*PROBLEM TO WORK ON:* Select every line containing the word "Review" from the material, and copy those lines.

[[ INPUT FOR THIS TASK open ]]

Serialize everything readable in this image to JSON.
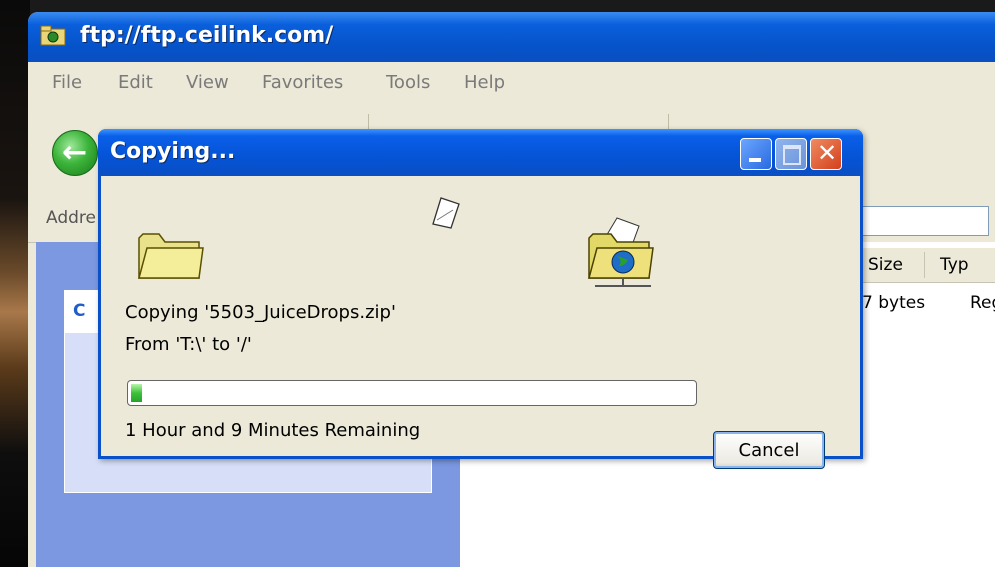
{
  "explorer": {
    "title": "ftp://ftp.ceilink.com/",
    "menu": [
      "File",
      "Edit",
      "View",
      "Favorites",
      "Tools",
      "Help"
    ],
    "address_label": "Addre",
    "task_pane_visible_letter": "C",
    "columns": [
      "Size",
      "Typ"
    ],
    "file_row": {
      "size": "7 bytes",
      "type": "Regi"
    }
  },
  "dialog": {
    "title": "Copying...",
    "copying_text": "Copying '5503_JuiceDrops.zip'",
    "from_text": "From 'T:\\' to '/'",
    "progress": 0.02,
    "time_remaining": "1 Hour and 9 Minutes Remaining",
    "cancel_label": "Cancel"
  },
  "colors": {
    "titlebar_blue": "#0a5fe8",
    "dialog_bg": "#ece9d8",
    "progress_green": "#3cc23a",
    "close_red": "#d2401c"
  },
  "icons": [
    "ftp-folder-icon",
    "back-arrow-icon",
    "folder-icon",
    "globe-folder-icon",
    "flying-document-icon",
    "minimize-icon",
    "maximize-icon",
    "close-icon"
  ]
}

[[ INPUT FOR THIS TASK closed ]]
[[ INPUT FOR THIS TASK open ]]

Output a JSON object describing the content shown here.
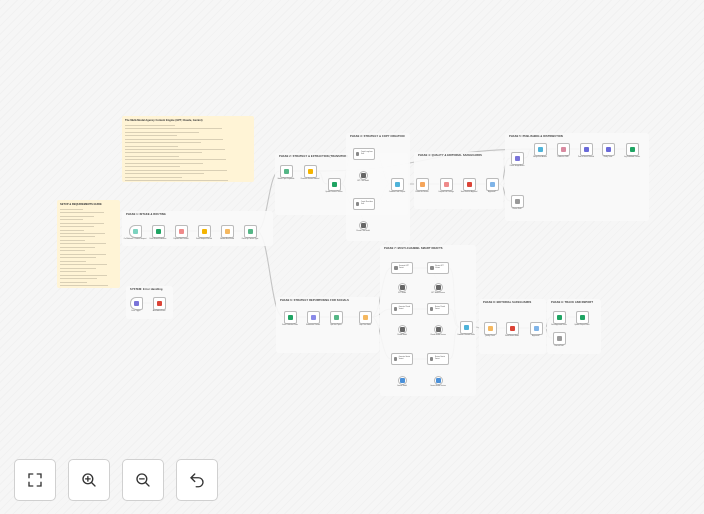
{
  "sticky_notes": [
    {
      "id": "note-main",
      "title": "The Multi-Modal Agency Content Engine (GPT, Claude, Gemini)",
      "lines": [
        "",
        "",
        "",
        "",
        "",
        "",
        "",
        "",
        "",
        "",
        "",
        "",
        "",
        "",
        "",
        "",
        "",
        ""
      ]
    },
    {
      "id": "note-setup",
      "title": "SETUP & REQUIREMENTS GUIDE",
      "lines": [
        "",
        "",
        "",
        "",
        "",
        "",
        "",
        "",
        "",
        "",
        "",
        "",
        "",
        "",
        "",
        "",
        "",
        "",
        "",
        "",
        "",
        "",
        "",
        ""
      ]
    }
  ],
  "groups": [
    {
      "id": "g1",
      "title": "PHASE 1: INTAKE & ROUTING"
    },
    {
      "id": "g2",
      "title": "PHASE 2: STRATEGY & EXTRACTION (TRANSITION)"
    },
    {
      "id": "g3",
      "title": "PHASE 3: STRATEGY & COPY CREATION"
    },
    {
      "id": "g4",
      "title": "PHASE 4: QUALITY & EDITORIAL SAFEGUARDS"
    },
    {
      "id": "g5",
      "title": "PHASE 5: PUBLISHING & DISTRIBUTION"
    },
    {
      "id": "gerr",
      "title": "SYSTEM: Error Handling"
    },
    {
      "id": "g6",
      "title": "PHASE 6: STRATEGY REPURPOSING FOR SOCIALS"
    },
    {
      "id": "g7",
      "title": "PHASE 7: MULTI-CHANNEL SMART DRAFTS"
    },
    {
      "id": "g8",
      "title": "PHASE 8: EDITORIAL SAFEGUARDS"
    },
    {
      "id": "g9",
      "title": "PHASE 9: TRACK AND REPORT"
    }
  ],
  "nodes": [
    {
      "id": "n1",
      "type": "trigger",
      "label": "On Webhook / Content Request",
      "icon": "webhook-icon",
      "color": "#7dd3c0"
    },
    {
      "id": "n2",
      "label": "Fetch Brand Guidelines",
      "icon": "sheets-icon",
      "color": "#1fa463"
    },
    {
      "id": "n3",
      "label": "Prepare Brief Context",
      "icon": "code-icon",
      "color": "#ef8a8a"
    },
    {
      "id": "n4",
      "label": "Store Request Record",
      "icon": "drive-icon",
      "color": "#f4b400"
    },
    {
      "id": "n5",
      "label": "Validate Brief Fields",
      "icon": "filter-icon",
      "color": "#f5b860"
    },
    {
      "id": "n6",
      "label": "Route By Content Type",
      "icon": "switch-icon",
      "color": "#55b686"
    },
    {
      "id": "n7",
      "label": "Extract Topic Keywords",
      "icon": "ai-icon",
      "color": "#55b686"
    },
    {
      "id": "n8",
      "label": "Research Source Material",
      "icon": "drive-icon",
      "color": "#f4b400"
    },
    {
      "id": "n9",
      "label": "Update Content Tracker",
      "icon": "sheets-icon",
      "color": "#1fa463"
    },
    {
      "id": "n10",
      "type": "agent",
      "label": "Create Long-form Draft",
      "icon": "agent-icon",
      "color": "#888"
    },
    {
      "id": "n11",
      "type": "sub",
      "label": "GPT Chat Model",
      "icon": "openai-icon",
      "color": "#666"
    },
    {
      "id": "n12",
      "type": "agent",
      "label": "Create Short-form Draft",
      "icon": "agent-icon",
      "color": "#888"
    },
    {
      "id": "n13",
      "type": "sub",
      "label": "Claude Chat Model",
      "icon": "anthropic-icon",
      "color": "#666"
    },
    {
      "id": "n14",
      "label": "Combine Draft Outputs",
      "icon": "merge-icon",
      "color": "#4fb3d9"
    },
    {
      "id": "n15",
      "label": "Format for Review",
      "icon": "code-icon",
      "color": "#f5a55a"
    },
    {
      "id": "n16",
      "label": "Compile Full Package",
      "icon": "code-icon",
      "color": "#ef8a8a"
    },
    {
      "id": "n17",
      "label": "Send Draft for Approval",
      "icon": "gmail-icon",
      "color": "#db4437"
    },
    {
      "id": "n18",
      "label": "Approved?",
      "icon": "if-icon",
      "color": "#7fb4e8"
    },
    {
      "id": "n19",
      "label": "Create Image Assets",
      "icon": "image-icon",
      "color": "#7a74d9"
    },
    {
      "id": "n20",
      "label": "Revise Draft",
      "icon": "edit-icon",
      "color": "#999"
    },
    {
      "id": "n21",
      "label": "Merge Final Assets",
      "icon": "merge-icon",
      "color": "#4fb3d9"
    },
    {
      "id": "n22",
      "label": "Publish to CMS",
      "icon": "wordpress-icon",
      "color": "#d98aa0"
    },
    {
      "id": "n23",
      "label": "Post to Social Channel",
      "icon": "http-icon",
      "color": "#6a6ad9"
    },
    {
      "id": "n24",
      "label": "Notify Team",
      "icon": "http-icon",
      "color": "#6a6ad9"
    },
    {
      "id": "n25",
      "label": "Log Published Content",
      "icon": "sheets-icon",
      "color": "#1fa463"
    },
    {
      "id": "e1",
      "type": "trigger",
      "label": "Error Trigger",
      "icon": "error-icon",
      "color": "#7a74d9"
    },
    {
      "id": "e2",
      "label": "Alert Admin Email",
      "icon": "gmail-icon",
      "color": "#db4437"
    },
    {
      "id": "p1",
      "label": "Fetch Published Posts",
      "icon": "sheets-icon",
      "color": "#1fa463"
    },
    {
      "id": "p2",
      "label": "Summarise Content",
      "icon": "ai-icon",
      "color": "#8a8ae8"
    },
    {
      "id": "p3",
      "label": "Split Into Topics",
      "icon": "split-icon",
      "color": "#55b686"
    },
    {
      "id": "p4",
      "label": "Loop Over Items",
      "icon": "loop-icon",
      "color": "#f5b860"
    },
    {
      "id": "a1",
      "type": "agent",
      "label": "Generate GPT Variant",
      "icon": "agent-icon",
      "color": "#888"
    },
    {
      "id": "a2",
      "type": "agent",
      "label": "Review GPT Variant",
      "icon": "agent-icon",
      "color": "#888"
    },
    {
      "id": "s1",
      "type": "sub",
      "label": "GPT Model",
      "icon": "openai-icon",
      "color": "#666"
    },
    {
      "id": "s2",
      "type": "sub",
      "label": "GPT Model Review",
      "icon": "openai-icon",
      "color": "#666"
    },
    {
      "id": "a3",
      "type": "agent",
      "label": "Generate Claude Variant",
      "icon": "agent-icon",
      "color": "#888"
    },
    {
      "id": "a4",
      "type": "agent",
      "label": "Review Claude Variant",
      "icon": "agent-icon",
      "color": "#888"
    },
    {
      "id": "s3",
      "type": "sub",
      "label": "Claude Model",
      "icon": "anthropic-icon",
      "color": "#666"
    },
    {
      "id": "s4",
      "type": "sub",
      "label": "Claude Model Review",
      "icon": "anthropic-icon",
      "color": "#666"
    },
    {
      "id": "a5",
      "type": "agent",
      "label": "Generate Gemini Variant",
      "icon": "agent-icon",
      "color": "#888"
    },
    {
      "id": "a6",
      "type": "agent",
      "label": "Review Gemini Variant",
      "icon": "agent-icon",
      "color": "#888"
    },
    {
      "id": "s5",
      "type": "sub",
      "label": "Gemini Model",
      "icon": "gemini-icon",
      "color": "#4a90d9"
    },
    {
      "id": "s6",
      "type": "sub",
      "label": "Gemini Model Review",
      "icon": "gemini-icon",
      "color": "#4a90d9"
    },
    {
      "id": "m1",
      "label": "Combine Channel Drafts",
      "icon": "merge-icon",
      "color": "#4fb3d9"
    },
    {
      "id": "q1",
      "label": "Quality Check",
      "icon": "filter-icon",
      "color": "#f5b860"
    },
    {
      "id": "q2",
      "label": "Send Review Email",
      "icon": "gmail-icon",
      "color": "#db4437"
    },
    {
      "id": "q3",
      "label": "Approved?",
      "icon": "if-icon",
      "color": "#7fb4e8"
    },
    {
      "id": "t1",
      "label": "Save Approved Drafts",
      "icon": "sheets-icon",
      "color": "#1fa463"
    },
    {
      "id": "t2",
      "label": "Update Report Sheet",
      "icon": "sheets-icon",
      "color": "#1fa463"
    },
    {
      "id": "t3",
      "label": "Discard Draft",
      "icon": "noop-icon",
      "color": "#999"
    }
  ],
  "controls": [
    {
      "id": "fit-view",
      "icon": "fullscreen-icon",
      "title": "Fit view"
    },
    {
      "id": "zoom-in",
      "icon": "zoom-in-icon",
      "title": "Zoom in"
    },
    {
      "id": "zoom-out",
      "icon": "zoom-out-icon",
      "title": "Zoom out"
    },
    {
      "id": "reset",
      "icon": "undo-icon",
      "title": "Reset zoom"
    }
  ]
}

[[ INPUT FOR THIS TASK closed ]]
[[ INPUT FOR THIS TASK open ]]

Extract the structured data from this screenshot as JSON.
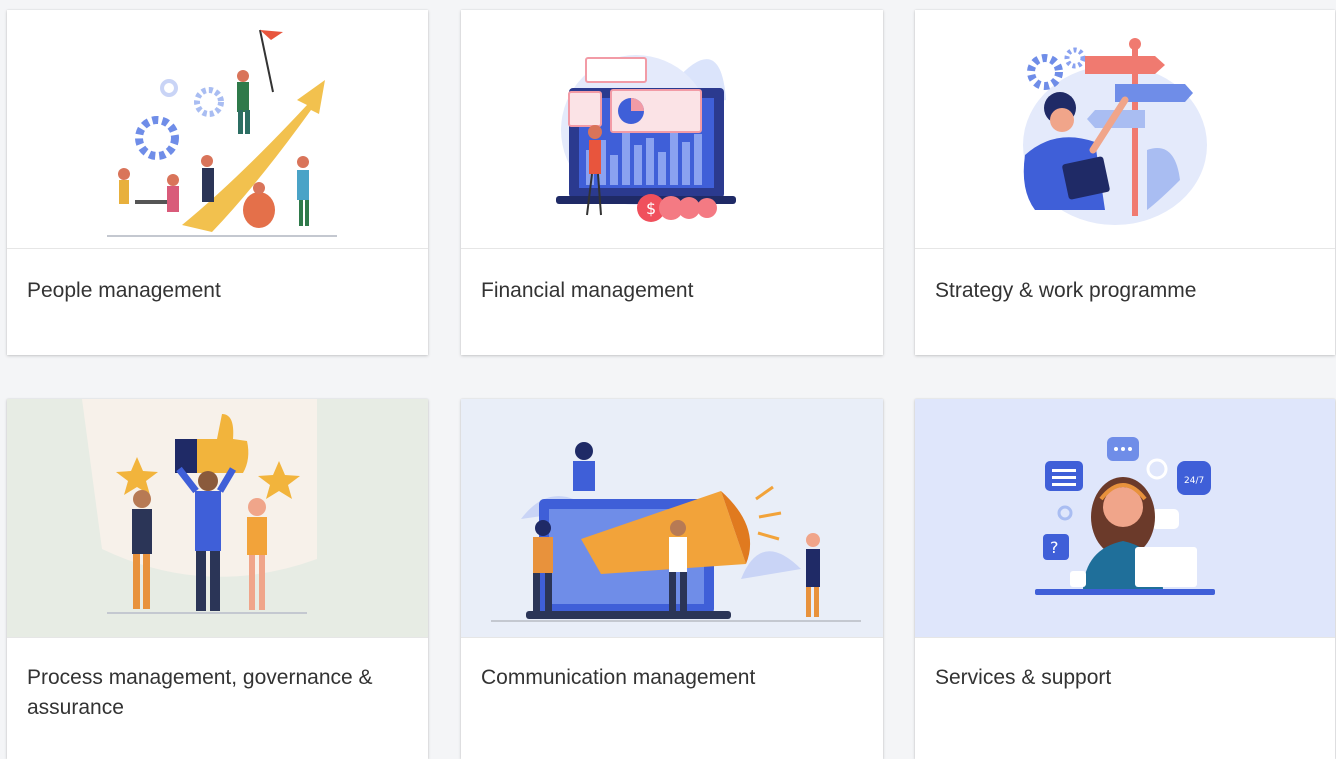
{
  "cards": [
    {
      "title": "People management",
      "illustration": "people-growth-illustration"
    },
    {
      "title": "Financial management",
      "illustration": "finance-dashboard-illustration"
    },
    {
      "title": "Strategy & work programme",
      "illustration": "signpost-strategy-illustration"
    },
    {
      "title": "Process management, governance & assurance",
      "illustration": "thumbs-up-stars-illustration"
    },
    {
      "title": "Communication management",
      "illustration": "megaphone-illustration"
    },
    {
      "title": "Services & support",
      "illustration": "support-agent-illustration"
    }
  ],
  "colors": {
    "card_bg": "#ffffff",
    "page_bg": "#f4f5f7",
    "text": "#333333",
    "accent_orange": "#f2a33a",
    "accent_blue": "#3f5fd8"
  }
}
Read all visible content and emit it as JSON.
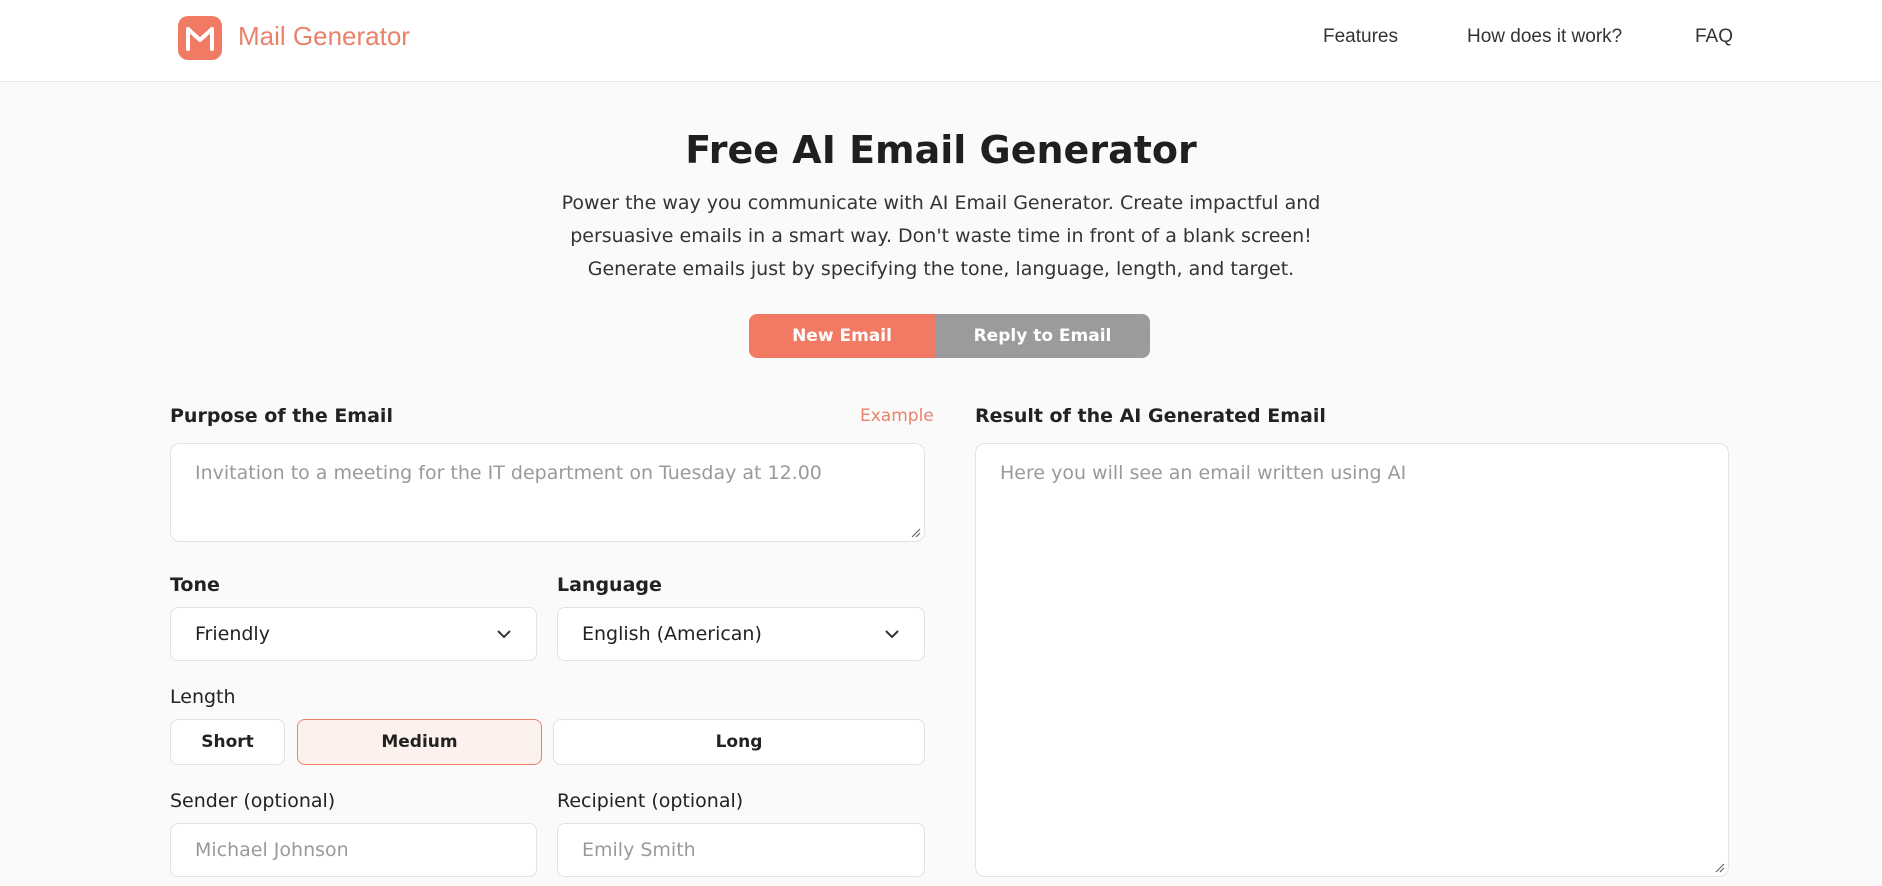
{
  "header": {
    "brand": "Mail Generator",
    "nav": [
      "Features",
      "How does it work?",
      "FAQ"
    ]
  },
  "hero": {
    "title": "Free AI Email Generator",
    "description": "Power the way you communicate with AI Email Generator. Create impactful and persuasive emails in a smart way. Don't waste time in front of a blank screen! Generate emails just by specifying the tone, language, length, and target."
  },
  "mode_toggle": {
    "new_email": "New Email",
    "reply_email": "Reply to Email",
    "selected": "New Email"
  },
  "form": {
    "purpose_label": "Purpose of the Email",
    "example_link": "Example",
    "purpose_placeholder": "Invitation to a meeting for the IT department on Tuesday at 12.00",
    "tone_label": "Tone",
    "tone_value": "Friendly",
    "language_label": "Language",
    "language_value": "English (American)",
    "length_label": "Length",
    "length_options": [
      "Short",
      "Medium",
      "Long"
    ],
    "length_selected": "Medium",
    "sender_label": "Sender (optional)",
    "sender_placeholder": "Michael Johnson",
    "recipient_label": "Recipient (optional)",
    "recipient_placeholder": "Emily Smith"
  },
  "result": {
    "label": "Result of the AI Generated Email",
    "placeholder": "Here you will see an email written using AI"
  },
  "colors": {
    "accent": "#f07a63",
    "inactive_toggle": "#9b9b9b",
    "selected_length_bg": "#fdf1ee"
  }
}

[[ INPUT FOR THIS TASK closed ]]

*ANSWER TO THIS EXERCISE:*
      "label": "Format for Review",
      "label": "Review GPT Variant",
      "label": "GPT Model Review",
      "label": "Review Claude Variant",
      "label": "Claude Model Review",
      "label": "Review Gemini Variant",
      "label": "Gemini Model Review",
      "label": "Send Review Email",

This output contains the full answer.